The Sunnyside School Board recently approved a plan that will provide more academic instruction in Spanish, for those children classified as English-language learners. That means the local school district will be giving preference, when hiring teachers, to those who are bilingual, especially at the K-2 levels.
When we published this story a month or so ago, and then posted it to our website, interestingly there wasn't a single blog from our readers who were in favor of the school district offering more instructions in the Spanish language.
The on-line comments varied, with remarks like:
"...Are the Dutch students, French students and other students than Spanish students given the same chance?"
"...If a teacher is well educated, she/he can make great strides with any student. A lot of studies say if a teacher speaks English well, this also greatly helps the students. What a slap in the face to all the K-2 grade teachers who have worked very hard with every student."
"...Separating English and Spanish speaking children in school and in life does nothing more than create a larger riff in a community that needs unity."
"...What do other districts do that have more than two languages? They cannot possibly teach in every student's native tongue."
I don't have the answers for transitioning those children from being Spanish speaking to being fluent in the English language. I do believe, however, that it's the parents who should be taking on the bulk of the task of preparing their children to converse in English by the time they enter our publicly-funded schools. But as we all know, rarely these days do parents live up to their responsibilities.

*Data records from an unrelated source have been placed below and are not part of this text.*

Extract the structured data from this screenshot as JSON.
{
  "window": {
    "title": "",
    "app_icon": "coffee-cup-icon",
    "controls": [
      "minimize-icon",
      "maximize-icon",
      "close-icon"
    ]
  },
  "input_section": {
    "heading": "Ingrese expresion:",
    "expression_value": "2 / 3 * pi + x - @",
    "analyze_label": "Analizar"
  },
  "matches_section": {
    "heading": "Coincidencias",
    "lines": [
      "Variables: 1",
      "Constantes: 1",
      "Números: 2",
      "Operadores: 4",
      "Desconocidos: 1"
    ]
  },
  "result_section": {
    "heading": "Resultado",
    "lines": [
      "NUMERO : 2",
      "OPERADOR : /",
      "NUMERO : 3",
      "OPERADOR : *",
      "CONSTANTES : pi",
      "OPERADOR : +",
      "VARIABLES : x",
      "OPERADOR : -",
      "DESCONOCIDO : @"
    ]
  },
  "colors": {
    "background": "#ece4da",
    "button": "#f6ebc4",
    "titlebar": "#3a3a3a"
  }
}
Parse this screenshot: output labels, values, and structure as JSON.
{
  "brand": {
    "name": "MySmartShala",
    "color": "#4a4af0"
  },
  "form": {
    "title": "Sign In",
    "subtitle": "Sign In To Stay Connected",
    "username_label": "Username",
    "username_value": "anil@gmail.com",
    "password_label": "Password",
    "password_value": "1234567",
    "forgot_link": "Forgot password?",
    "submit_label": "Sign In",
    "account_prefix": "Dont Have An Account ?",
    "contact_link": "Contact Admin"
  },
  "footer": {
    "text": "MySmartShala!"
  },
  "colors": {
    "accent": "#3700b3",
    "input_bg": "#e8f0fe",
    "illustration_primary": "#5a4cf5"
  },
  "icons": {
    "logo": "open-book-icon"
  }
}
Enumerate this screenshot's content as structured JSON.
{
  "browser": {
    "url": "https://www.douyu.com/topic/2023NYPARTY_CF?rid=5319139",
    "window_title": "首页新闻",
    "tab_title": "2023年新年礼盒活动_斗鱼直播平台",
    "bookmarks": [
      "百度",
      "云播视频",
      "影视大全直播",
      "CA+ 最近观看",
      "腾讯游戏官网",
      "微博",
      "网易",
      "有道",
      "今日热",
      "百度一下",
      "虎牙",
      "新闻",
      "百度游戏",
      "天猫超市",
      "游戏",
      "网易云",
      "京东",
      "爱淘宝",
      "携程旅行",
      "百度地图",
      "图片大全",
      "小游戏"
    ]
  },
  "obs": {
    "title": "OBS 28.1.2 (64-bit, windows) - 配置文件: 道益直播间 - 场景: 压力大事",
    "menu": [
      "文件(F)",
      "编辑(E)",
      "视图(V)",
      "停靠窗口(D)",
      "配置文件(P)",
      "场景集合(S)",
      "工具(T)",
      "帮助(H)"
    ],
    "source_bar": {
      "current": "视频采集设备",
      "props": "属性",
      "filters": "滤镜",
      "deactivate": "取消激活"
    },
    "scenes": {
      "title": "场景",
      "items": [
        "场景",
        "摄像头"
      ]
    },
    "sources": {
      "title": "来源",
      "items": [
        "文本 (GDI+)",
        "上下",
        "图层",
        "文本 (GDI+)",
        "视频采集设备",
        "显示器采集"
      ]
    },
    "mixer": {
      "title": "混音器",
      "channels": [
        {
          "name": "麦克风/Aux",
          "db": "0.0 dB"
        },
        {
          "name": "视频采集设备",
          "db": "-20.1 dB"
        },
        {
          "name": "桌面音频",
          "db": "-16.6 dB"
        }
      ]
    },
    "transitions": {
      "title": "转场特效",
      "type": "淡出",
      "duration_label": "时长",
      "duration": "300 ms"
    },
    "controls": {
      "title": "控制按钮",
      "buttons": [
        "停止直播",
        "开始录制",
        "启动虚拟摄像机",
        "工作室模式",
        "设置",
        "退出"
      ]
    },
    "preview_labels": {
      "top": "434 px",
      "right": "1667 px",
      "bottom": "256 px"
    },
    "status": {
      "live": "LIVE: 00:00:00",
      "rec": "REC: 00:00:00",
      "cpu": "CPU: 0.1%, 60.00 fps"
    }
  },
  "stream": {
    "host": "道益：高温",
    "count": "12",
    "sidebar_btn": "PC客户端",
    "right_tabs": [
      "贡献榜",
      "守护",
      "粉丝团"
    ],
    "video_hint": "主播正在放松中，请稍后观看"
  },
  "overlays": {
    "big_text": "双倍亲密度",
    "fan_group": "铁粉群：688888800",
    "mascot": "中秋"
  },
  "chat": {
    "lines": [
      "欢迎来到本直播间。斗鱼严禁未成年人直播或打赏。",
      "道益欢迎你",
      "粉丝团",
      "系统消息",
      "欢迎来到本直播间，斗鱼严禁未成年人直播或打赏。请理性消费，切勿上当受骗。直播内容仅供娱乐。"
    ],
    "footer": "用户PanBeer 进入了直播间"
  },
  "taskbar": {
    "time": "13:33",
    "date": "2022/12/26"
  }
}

My greatest fear in all this is that when the school district goes through the hiring process for teachers, admittedly seeking out those who are fluent in both English and Spanish, a lot of well qualified instructors are going to be passed over. And that, quite simply, is a crying shame. Our schools need well qualified teachers, and the good ones shouldn't be prevented from landing a job here in Sunnyside simply because they can't speak the Spanish language.